The Earl on Cars team consists of me, Earl Stewart, currently a car dealer in North Palm Beach Florida. This radio show, my blog, newspaper columns and my book, Confessions of a Recovering Car Dealer are part of my role as an advocate for you, the consumer. I stress that my radio show is not an “infomercial” attempting to sell you a car. In fact, I currently recommend that you don’t buy a car unless you must because of historically high prices.
Nancy Stewart is my co-host, wife, and co-founder of the show 15 years ago. Nancy’s primary role is to act as an advocate for the women buyers of vehicles and service. Since the inception of the show, Nancy has built the female listening audience from near “zero” to about half. Car selling and buying is evolving (too slowly) from a “good old boys club” to the enlightenment of dealers and manufacturers that women are arguably even more important than the male market. Every week, Nancy pays the first two, new women callers $50 cash…no strings attached. If you’re female and reading this, that’s something to think about.
Rick Kearney is a Certified Diagnostic Master Technician for Toyota and has all the current qualifications from ASE, the national organization, American Service Excellence. He can answer any question about servicing, maintaining, and repairing your vehicle. Contact the show any Saturday morning and get a free diagnosis on a problem you’re experiencing with your vehicle.
Stu Stewart (Earl Stewart III) is my son and the general manager of my Toyota dealership in North Palm Beach, FL. He has real-time, hands-on experience of how cars are being sold and serviced TODAY and every day. Stu directs our weekly MYSTERY SHOPPING REPORT.
The Mystery Shopping Report is the highlight of our show, both from an information and entertainment perspective. Every week we send a person into a different car dealership to pretend to buy, lease, or maintain/repair their car. We name the dealership, the individuals dealt with, and the events exactly as they happen. When we see a violation of the law occur, we say so. When we observe unethical, deceptive advertising and sales practices we say so. When we see honest, ethical practices in place at a dealership we say so. Each week the dealership is given a grade from A to F, and we list the grades on two lists accessible at How do you know that we’re telling the truth and being accurate? The answer is this: In the nearly 20 years we’ve been mystery shopping car dealers, we’ve never been sued. Car dealers know (and their lawyers know) that the perfect defense against Libel and Slander is TRUTH.

Jonathan Kantor is the “behind the scenes guy” whose technical, digital prowess enables Earl on Cars to be heard and seen around the world. He also preserves the best parts of our show, categorized by topic, and makes them available on YouTube, accessible at any time. All the past shows are archived and easily accessible. The camerawork during the show includes aiming the cameras at the right person at the right time and providing all the other visual effects, like the background and video clips.
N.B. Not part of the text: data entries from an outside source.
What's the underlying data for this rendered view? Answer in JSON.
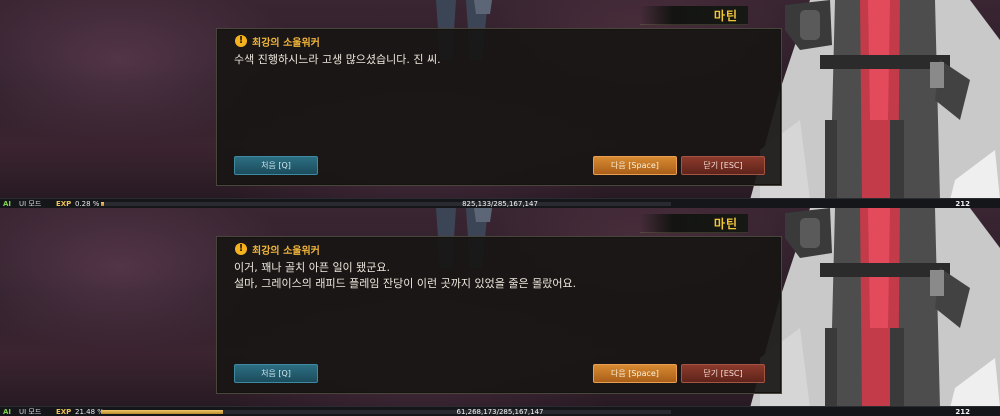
{
  "panels": [
    {
      "npc_name": "마틴",
      "dialog_title": "최강의 소울워커",
      "dialog_text": "수색 진행하시느라 고생 많으셨습니다. 진 씨.",
      "buttons": {
        "first": "처음 [Q]",
        "next": "다음 [Space]",
        "close": "닫기 [ESC]"
      },
      "status": {
        "ai": "AI",
        "ui_mode": "UI 모드",
        "exp_label": "EXP",
        "exp_percent": "0.28 %",
        "exp_fraction": 0.0028,
        "exp_values": "825,133/285,167,147",
        "level": "212"
      }
    },
    {
      "npc_name": "마틴",
      "dialog_title": "최강의 소울워커",
      "dialog_text": "이거, 꽤나 골치 아픈 일이 됐군요.\n설마, 그레이스의 래피드 플레임 잔당이 이런 곳까지 있었을 줄은 몰랐어요.",
      "buttons": {
        "first": "처음 [Q]",
        "next": "다음 [Space]",
        "close": "닫기 [ESC]"
      },
      "status": {
        "ai": "AI",
        "ui_mode": "UI 모드",
        "exp_label": "EXP",
        "exp_percent": "21.48 %",
        "exp_fraction": 0.2148,
        "exp_values": "61,268,173/285,167,147",
        "level": "212"
      }
    }
  ],
  "colors": {
    "accent_gold": "#f2c53a",
    "next_button": "#d88a32",
    "close_button": "#8c3a2c",
    "first_button": "#2c6e83"
  },
  "icons": {
    "title_icon": "exclamation-icon"
  }
}
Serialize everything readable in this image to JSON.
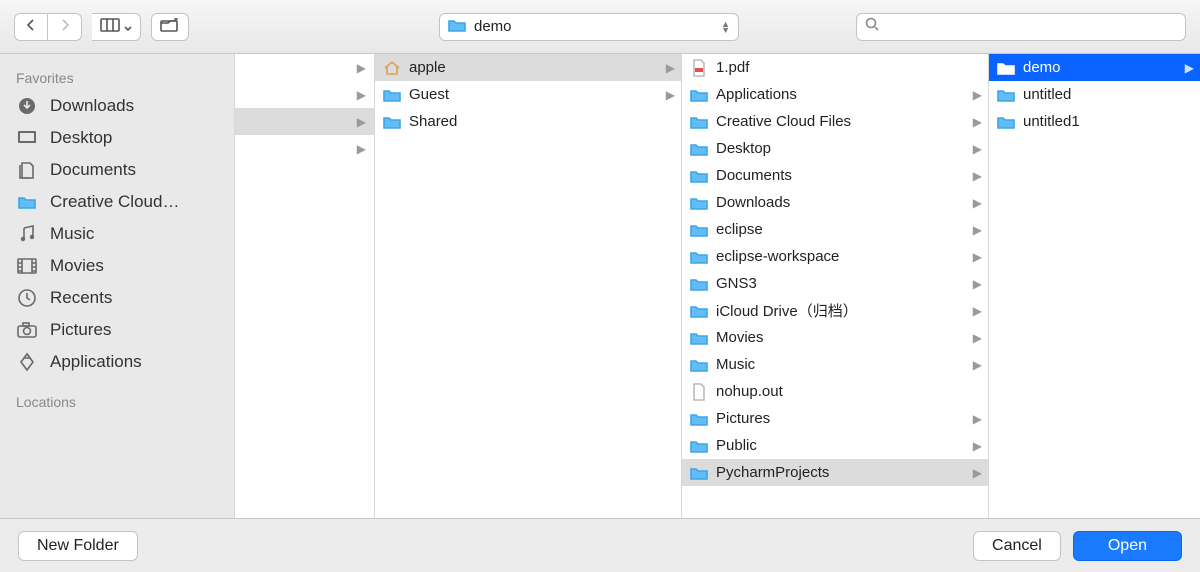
{
  "toolbar": {
    "current_path_label": "demo",
    "search_placeholder": ""
  },
  "sidebar": {
    "favorites_label": "Favorites",
    "locations_label": "Locations",
    "items": [
      {
        "label": "Downloads",
        "icon": "download-circle-icon"
      },
      {
        "label": "Desktop",
        "icon": "desktop-icon"
      },
      {
        "label": "Documents",
        "icon": "documents-icon"
      },
      {
        "label": "Creative Cloud…",
        "icon": "folder-icon"
      },
      {
        "label": "Music",
        "icon": "music-icon"
      },
      {
        "label": "Movies",
        "icon": "movies-icon"
      },
      {
        "label": "Recents",
        "icon": "clock-icon"
      },
      {
        "label": "Pictures",
        "icon": "camera-icon"
      },
      {
        "label": "Applications",
        "icon": "applications-icon"
      }
    ]
  },
  "column0": {
    "items": [
      {
        "has_children": true,
        "highlight": false
      },
      {
        "has_children": true,
        "highlight": false
      },
      {
        "has_children": true,
        "highlight": true
      },
      {
        "has_children": true,
        "highlight": false
      }
    ]
  },
  "column1": {
    "items": [
      {
        "label": "apple",
        "icon": "home-icon",
        "has_children": true,
        "highlight": true
      },
      {
        "label": "Guest",
        "icon": "folder-icon",
        "has_children": true,
        "highlight": false
      },
      {
        "label": "Shared",
        "icon": "folder-icon",
        "has_children": false,
        "highlight": false
      }
    ]
  },
  "column2": {
    "items": [
      {
        "label": "1.pdf",
        "icon": "pdf-icon",
        "has_children": false
      },
      {
        "label": "Applications",
        "icon": "app-folder-icon",
        "has_children": true
      },
      {
        "label": "Creative Cloud Files",
        "icon": "folder-icon",
        "has_children": true
      },
      {
        "label": "Desktop",
        "icon": "desktop-folder-icon",
        "has_children": true
      },
      {
        "label": "Documents",
        "icon": "folder-icon",
        "has_children": true
      },
      {
        "label": "Downloads",
        "icon": "download-folder-icon",
        "has_children": true
      },
      {
        "label": "eclipse",
        "icon": "folder-icon",
        "has_children": true
      },
      {
        "label": "eclipse-workspace",
        "icon": "folder-icon",
        "has_children": true
      },
      {
        "label": "GNS3",
        "icon": "folder-icon",
        "has_children": true
      },
      {
        "label": "iCloud Drive（归档）",
        "icon": "folder-icon",
        "has_children": true
      },
      {
        "label": "Movies",
        "icon": "movies-folder-icon",
        "has_children": true
      },
      {
        "label": "Music",
        "icon": "music-folder-icon",
        "has_children": true
      },
      {
        "label": "nohup.out",
        "icon": "blank-file-icon",
        "has_children": false
      },
      {
        "label": "Pictures",
        "icon": "pictures-folder-icon",
        "has_children": true
      },
      {
        "label": "Public",
        "icon": "folder-icon",
        "has_children": true
      },
      {
        "label": "PycharmProjects",
        "icon": "folder-icon",
        "has_children": true,
        "highlight": true
      }
    ]
  },
  "column3": {
    "items": [
      {
        "label": "demo",
        "icon": "folder-icon",
        "has_children": true,
        "selected": true
      },
      {
        "label": "untitled",
        "icon": "folder-icon",
        "has_children": false
      },
      {
        "label": "untitled1",
        "icon": "folder-icon",
        "has_children": false
      }
    ]
  },
  "footer": {
    "new_folder_label": "New Folder",
    "cancel_label": "Cancel",
    "open_label": "Open"
  },
  "colors": {
    "accent": "#1a7bff",
    "folder": "#62bdf6"
  }
}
Tune in some Saturday morning between 8 and 10 eastern time and give us a shout…or just listen for a few minutes. I promise that you won’t be disappointed.